=== Section Start ===
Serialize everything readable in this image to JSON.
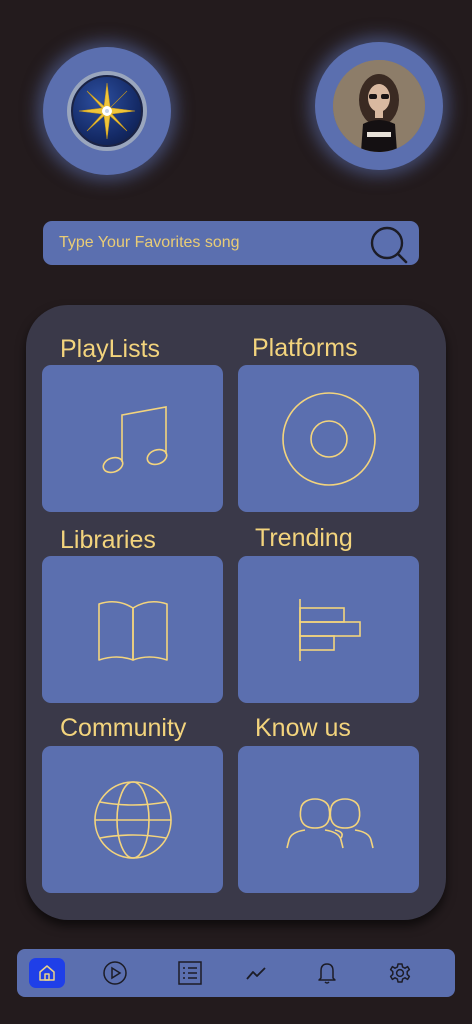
{
  "search": {
    "placeholder": "Type Your Favorites song"
  },
  "header": {
    "logo_icon": "compass-logo-icon",
    "avatar": "user-avatar"
  },
  "tiles": [
    {
      "label": "PlayLists",
      "icon": "music-note-icon"
    },
    {
      "label": "Platforms",
      "icon": "disc-icon"
    },
    {
      "label": "Libraries",
      "icon": "open-book-icon"
    },
    {
      "label": "Trending",
      "icon": "bar-chart-icon"
    },
    {
      "label": "Community",
      "icon": "globe-icon"
    },
    {
      "label": "Know us",
      "icon": "people-icon"
    }
  ],
  "nav": [
    {
      "icon": "home-icon",
      "active": true
    },
    {
      "icon": "play-icon",
      "active": false
    },
    {
      "icon": "list-icon",
      "active": false
    },
    {
      "icon": "trend-icon",
      "active": false
    },
    {
      "icon": "bell-icon",
      "active": false
    },
    {
      "icon": "gear-icon",
      "active": false
    }
  ],
  "colors": {
    "background": "#231b1d",
    "accent": "#5b6faf",
    "panel": "#3a3949",
    "text": "#f3d47d",
    "active_nav": "#1f3fe8"
  }
}
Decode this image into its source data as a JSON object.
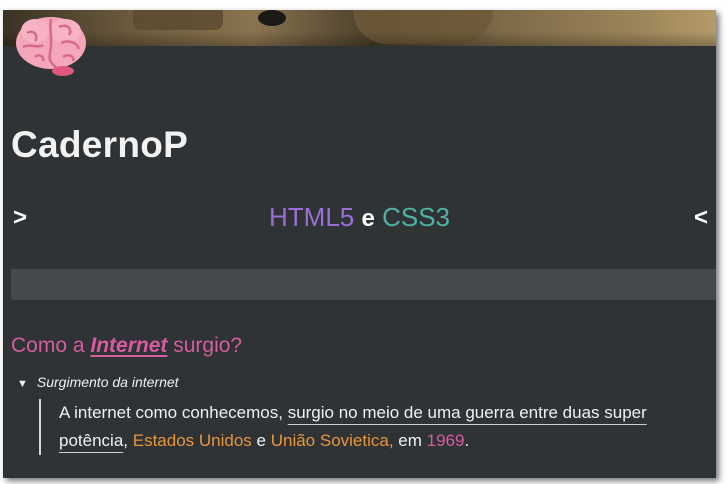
{
  "header": {
    "site_title": "CadernoP",
    "brain_icon": "brain-icon"
  },
  "nav": {
    "prev_label": ">",
    "next_label": "<",
    "tech_1": "HTML5",
    "conjunction": "e",
    "tech_2": "CSS3"
  },
  "colors": {
    "background": "#2f3336",
    "bar": "#45494d",
    "html5": "#9a6fd6",
    "css3": "#4fb2a4",
    "heading": "#d65ca0",
    "highlight_orange": "#e8963a",
    "highlight_pink": "#d65ca0"
  },
  "section": {
    "heading_pre": "Como a ",
    "heading_em": "Internet",
    "heading_post": " surgio?",
    "details_summary": "Surgimento da internet",
    "toggle_icon": "triangle-down-icon",
    "text_1": "A internet como conhecemos, ",
    "text_underlined": "surgio no meio de uma guerra entre duas super potência",
    "text_2": ", ",
    "country_1": "Estados Unidos",
    "text_3": " e ",
    "country_2": "União Sovietica,",
    "text_4": " em ",
    "year": "1969",
    "text_5": "."
  }
}
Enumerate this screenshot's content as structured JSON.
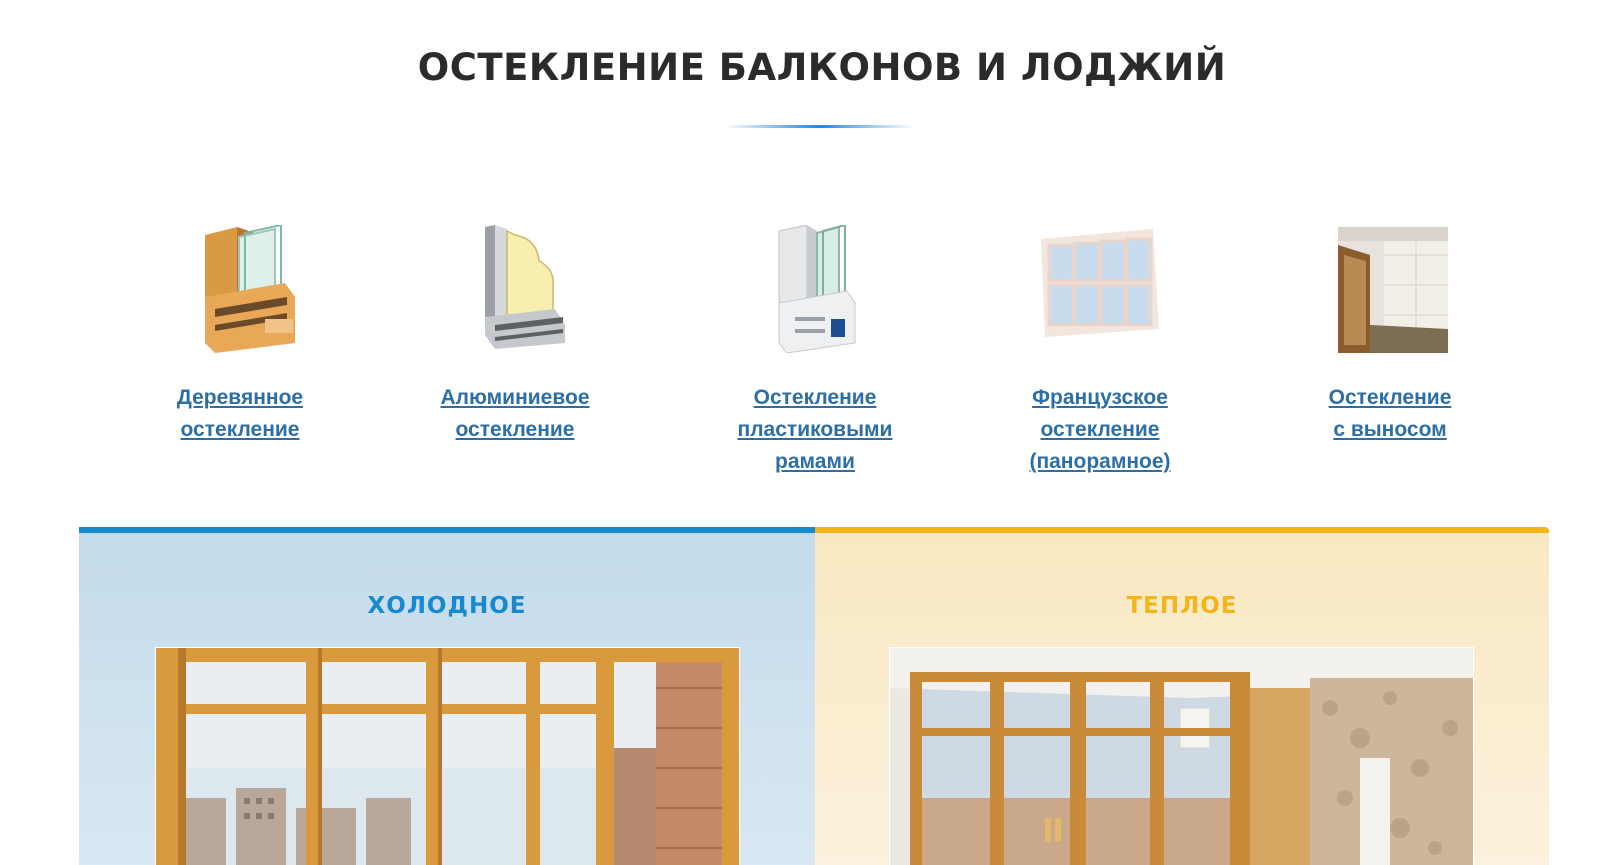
{
  "heading": "ОСТЕКЛЕНИЕ БАЛКОНОВ И ЛОДЖИЙ",
  "types": [
    {
      "line1": "Деревянное",
      "line2": "остекление",
      "line3": ""
    },
    {
      "line1": "Алюминиевое",
      "line2": "остекление",
      "line3": ""
    },
    {
      "line1": "Остекление",
      "line2": "пластиковыми",
      "line3": "рамами"
    },
    {
      "line1": "Французское",
      "line2": "остекление",
      "line3": "(панорамное)"
    },
    {
      "line1": "Остекление",
      "line2": "с выносом",
      "line3": ""
    }
  ],
  "panels": {
    "cold": {
      "title": "ХОЛОДНОЕ",
      "accent": "#1689cf"
    },
    "warm": {
      "title": "ТЕПЛОЕ",
      "accent": "#f4b51a"
    }
  },
  "colors": {
    "link": "#2b6fa6",
    "heading": "#2b2b2b",
    "underline": "#1e88e5"
  }
}
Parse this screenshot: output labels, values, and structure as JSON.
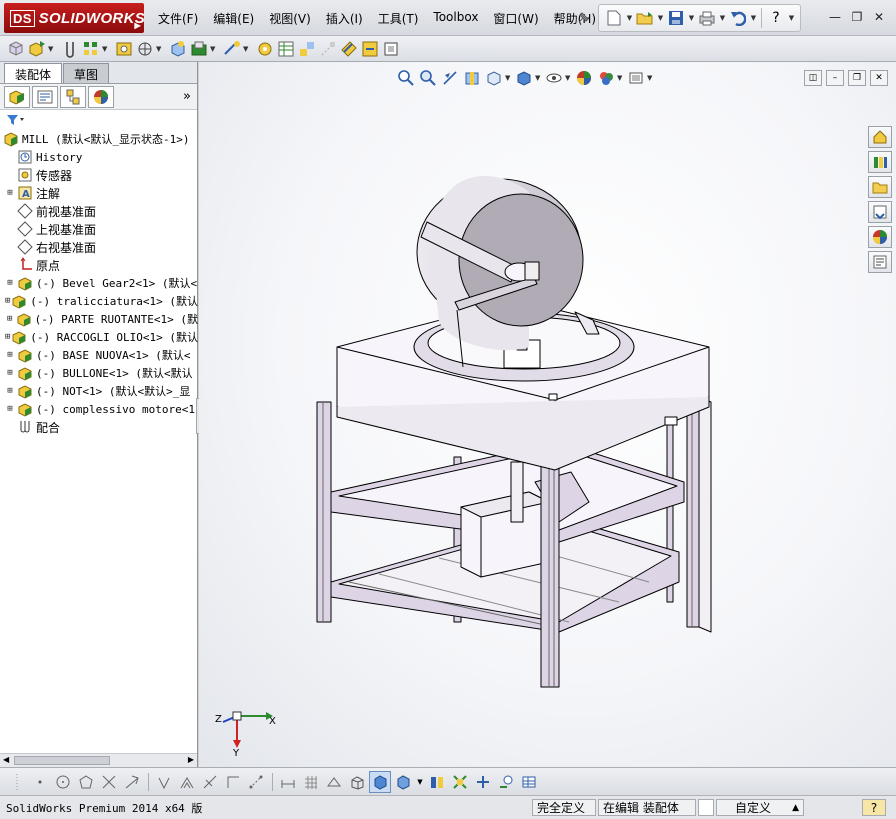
{
  "app": {
    "brand": "SOLIDWORKS",
    "brand_prefix": "DS"
  },
  "menu": [
    "文件(F)",
    "编辑(E)",
    "视图(V)",
    "插入(I)",
    "工具(T)",
    "Toolbox",
    "窗口(W)",
    "帮助(H)"
  ],
  "window_controls": {
    "minimize": "—",
    "restore": "❐",
    "close": "✕",
    "help": "?"
  },
  "feature_manager": {
    "tabs": [
      "装配体",
      "草图"
    ],
    "expand_symbol": "»",
    "tree": [
      {
        "label": "MILL  (默认<默认_显示状态-1>)",
        "icon": "assembly-icon",
        "expandable": false,
        "indent": 0,
        "cn": false
      },
      {
        "label": "History",
        "icon": "history-icon",
        "expandable": false,
        "indent": 1,
        "cn": false
      },
      {
        "label": "传感器",
        "icon": "sensor-icon",
        "expandable": false,
        "indent": 1,
        "cn": true
      },
      {
        "label": "注解",
        "icon": "annotation-icon",
        "expandable": true,
        "indent": 1,
        "cn": true
      },
      {
        "label": "前视基准面",
        "icon": "plane-icon",
        "expandable": false,
        "indent": 1,
        "cn": true
      },
      {
        "label": "上视基准面",
        "icon": "plane-icon",
        "expandable": false,
        "indent": 1,
        "cn": true
      },
      {
        "label": "右视基准面",
        "icon": "plane-icon",
        "expandable": false,
        "indent": 1,
        "cn": true
      },
      {
        "label": "原点",
        "icon": "origin-icon",
        "expandable": false,
        "indent": 1,
        "cn": true
      },
      {
        "label": "(-) Bevel Gear2<1> (默认<",
        "icon": "subassembly-icon",
        "expandable": true,
        "indent": 1,
        "cn": false
      },
      {
        "label": "(-) tralicciatura<1> (默认",
        "icon": "subassembly-icon",
        "expandable": true,
        "indent": 1,
        "cn": false
      },
      {
        "label": "(-) PARTE RUOTANTE<1> (默",
        "icon": "subassembly-icon",
        "expandable": true,
        "indent": 1,
        "cn": false
      },
      {
        "label": "(-) RACCOGLI OLIO<1> (默认",
        "icon": "subassembly-icon",
        "expandable": true,
        "indent": 1,
        "cn": false
      },
      {
        "label": "(-) BASE NUOVA<1> (默认<",
        "icon": "subassembly-icon",
        "expandable": true,
        "indent": 1,
        "cn": false
      },
      {
        "label": "(-) BULLONE<1> (默认<默认",
        "icon": "subassembly-icon",
        "expandable": true,
        "indent": 1,
        "cn": false
      },
      {
        "label": "(-) NOT<1> (默认<默认>_显",
        "icon": "subassembly-icon",
        "expandable": true,
        "indent": 1,
        "cn": false
      },
      {
        "label": "(-) complessivo motore<1",
        "icon": "subassembly-icon",
        "expandable": true,
        "indent": 1,
        "cn": false
      },
      {
        "label": "配合",
        "icon": "mates-icon",
        "expandable": false,
        "indent": 1,
        "cn": true
      }
    ]
  },
  "triad": {
    "x": "X",
    "y": "Y",
    "z": "Z"
  },
  "status": {
    "product": "SolidWorks Premium 2014 x64 版",
    "definition": "完全定义",
    "mode": "在编辑 装配体",
    "units": "自定义",
    "units_arrow": "▲",
    "help": "?"
  },
  "colors": {
    "model_face": "#f7f5fb",
    "frame": "#ddd4e6",
    "disc": "#b1abb6",
    "accent_red": "#c81e1e"
  }
}
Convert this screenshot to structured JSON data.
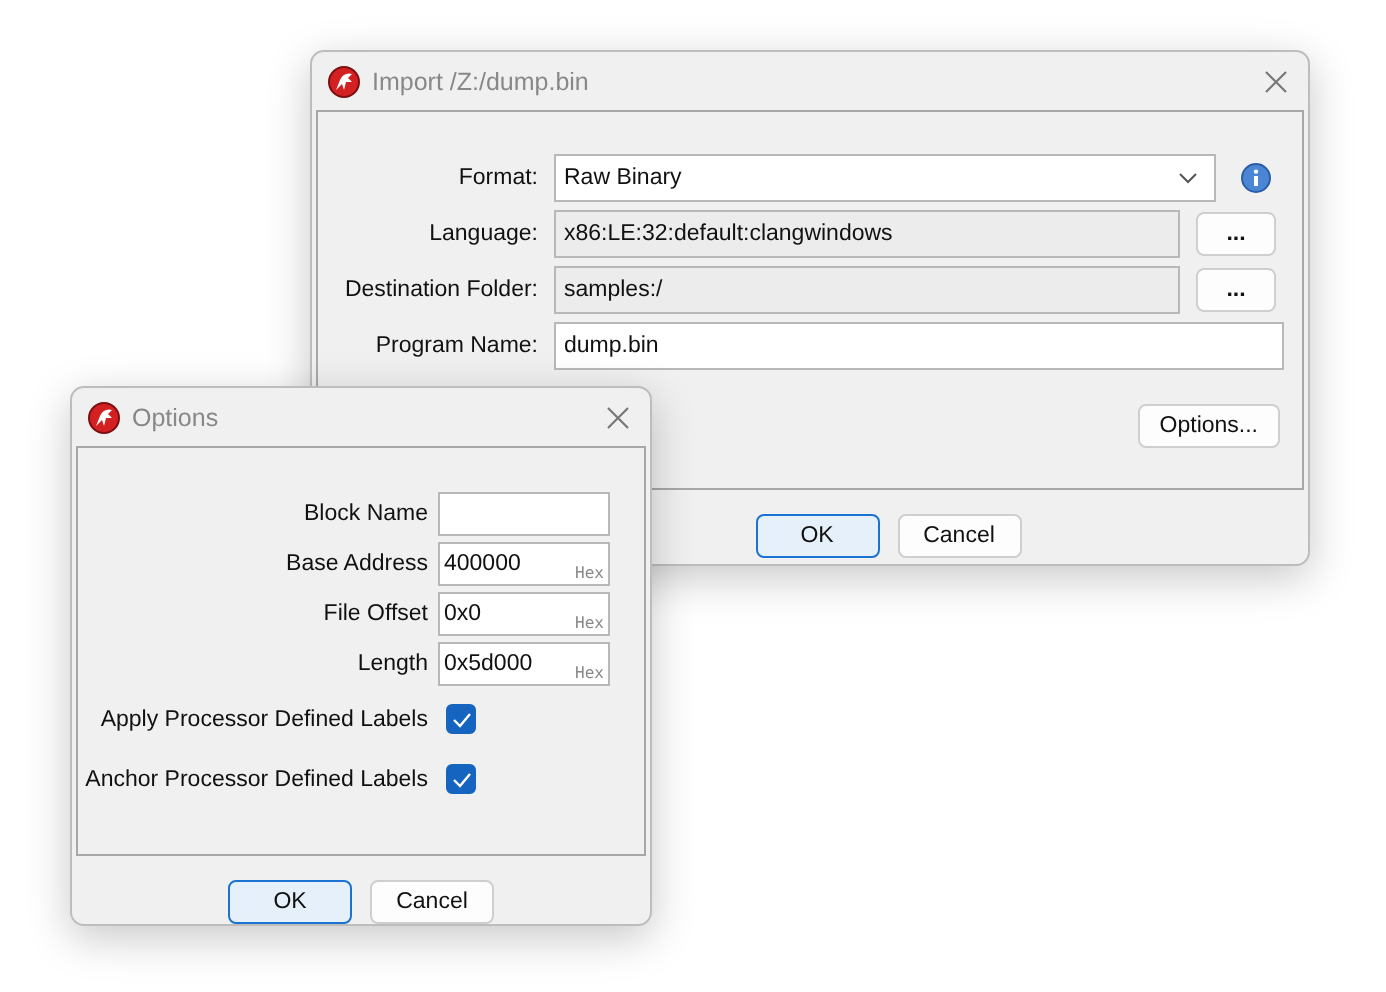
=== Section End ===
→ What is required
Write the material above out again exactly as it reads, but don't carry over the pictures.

→ Answer to this task
Serialize everything readable in this image to JSON.
{
  "search": {
    "placeholder": "Type Your Favorites song"
  },
  "header": {
    "logo_icon": "compass-logo-icon",
    "avatar": "user-avatar"
  },
  "tiles": [
    {
      "label": "PlayLists",
      "icon": "music-note-icon"
    },
    {
      "label": "Platforms",
      "icon": "disc-icon"
    },
    {
      "label": "Libraries",
      "icon": "open-book-icon"
    },
    {
      "label": "Trending",
      "icon": "bar-chart-icon"
    },
    {
      "label": "Community",
      "icon": "globe-icon"
    },
    {
      "label": "Know us",
      "icon": "people-icon"
    }
  ],
  "nav": [
    {
      "icon": "home-icon",
      "active": true
    },
    {
      "icon": "play-icon",
      "active": false
    },
    {
      "icon": "list-icon",
      "active": false
    },
    {
      "icon": "trend-icon",
      "active": false
    },
    {
      "icon": "bell-icon",
      "active": false
    },
    {
      "icon": "gear-icon",
      "active": false
    }
  ],
  "colors": {
    "background": "#231b1d",
    "accent": "#5b6faf",
    "panel": "#3a3949",
    "text": "#f3d47d",
    "active_nav": "#1f3fe8"
  }
}
Decode this image into its source data as a JSON object.
{
  "header": {
    "site_title": "CadernoP",
    "brain_icon": "brain-icon"
  },
  "nav": {
    "prev_label": ">",
    "next_label": "<",
    "tech_1": "HTML5",
    "conjunction": "e",
    "tech_2": "CSS3"
  },
  "colors": {
    "background": "#2f3336",
    "bar": "#45494d",
    "html5": "#9a6fd6",
    "css3": "#4fb2a4",
    "heading": "#d65ca0",
    "highlight_orange": "#e8963a",
    "highlight_pink": "#d65ca0"
  },
  "section": {
    "heading_pre": "Como a ",
    "heading_em": "Internet",
    "heading_post": " surgio?",
    "details_summary": "Surgimento da internet",
    "toggle_icon": "triangle-down-icon",
    "text_1": "A internet como conhecemos, ",
    "text_underlined": "surgio no meio de uma guerra entre duas super potência",
    "text_2": ", ",
    "country_1": "Estados Unidos",
    "text_3": " e ",
    "country_2": "União Sovietica,",
    "text_4": " em ",
    "year": "1969",
    "text_5": "."
  }
}
Enumerate this screenshot's content as structured JSON.
{
  "heading": "ОСТЕКЛЕНИЕ БАЛКОНОВ И ЛОДЖИЙ",
  "types": [
    {
      "line1": "Деревянное",
      "line2": "остекление",
      "line3": ""
    },
    {
      "line1": "Алюминиевое",
      "line2": "остекление",
      "line3": ""
    },
    {
      "line1": "Остекление",
      "line2": "пластиковыми",
      "line3": "рамами"
    },
    {
      "line1": "Французское",
      "line2": "остекление",
      "line3": "(панорамное)"
    },
    {
      "line1": "Остекление",
      "line2": "с выносом",
      "line3": ""
    }
  ],
  "panels": {
    "cold": {
      "title": "ХОЛОДНОЕ",
      "accent": "#1689cf"
    },
    "warm": {
      "title": "ТЕПЛОЕ",
      "accent": "#f4b51a"
    }
  },
  "colors": {
    "link": "#2b6fa6",
    "heading": "#2b2b2b",
    "underline": "#1e88e5"
  }
}
Parse this screenshot: output labels, values, and structure as JSON.
{
  "app": {
    "brand": "SOLIDWORKS",
    "brand_prefix": "DS"
  },
  "menu": [
    "文件(F)",
    "编辑(E)",
    "视图(V)",
    "插入(I)",
    "工具(T)",
    "Toolbox",
    "窗口(W)",
    "帮助(H)"
  ],
  "window_controls": {
    "minimize": "—",
    "restore": "❐",
    "close": "✕",
    "help": "?"
  },
  "feature_manager": {
    "tabs": [
      "装配体",
      "草图"
    ],
    "expand_symbol": "»",
    "tree": [
      {
        "label": "MILL  (默认<默认_显示状态-1>)",
        "icon": "assembly-icon",
        "expandable": false,
        "indent": 0,
        "cn": false
      },
      {
        "label": "History",
        "icon": "history-icon",
        "expandable": false,
        "indent": 1,
        "cn": false
      },
      {
        "label": "传感器",
        "icon": "sensor-icon",
        "expandable": false,
        "indent": 1,
        "cn": true
      },
      {
        "label": "注解",
        "icon": "annotation-icon",
        "expandable": true,
        "indent": 1,
        "cn": true
      },
      {
        "label": "前视基准面",
        "icon": "plane-icon",
        "expandable": false,
        "indent": 1,
        "cn": true
      },
      {
        "label": "上视基准面",
        "icon": "plane-icon",
        "expandable": false,
        "indent": 1,
        "cn": true
      },
      {
        "label": "右视基准面",
        "icon": "plane-icon",
        "expandable": false,
        "indent": 1,
        "cn": true
      },
      {
        "label": "原点",
        "icon": "origin-icon",
        "expandable": false,
        "indent": 1,
        "cn": true
      },
      {
        "label": "(-) Bevel Gear2<1> (默认<",
        "icon": "subassembly-icon",
        "expandable": true,
        "indent": 1,
        "cn": false
      },
      {
        "label": "(-) tralicciatura<1> (默认",
        "icon": "subassembly-icon",
        "expandable": true,
        "indent": 1,
        "cn": false
      },
      {
        "label": "(-) PARTE RUOTANTE<1> (默",
        "icon": "subassembly-icon",
        "expandable": true,
        "indent": 1,
        "cn": false
      },
      {
        "label": "(-) RACCOGLI OLIO<1> (默认",
        "icon": "subassembly-icon",
        "expandable": true,
        "indent": 1,
        "cn": false
      },
      {
        "label": "(-) BASE NUOVA<1> (默认<",
        "icon": "subassembly-icon",
        "expandable": true,
        "indent": 1,
        "cn": false
      },
      {
        "label": "(-) BULLONE<1> (默认<默认",
        "icon": "subassembly-icon",
        "expandable": true,
        "indent": 1,
        "cn": false
      },
      {
        "label": "(-) NOT<1> (默认<默认>_显",
        "icon": "subassembly-icon",
        "expandable": true,
        "indent": 1,
        "cn": false
      },
      {
        "label": "(-) complessivo motore<1",
        "icon": "subassembly-icon",
        "expandable": true,
        "indent": 1,
        "cn": false
      },
      {
        "label": "配合",
        "icon": "mates-icon",
        "expandable": false,
        "indent": 1,
        "cn": true
      }
    ]
  },
  "triad": {
    "x": "X",
    "y": "Y",
    "z": "Z"
  },
  "status": {
    "product": "SolidWorks Premium 2014 x64 版",
    "definition": "完全定义",
    "mode": "在编辑 装配体",
    "units": "自定义",
    "units_arrow": "▲",
    "help": "?"
  },
  "colors": {
    "model_face": "#f7f5fb",
    "frame": "#ddd4e6",
    "disc": "#b1abb6",
    "accent_red": "#c81e1e"
  }
}
Convert this screenshot to structured JSON data.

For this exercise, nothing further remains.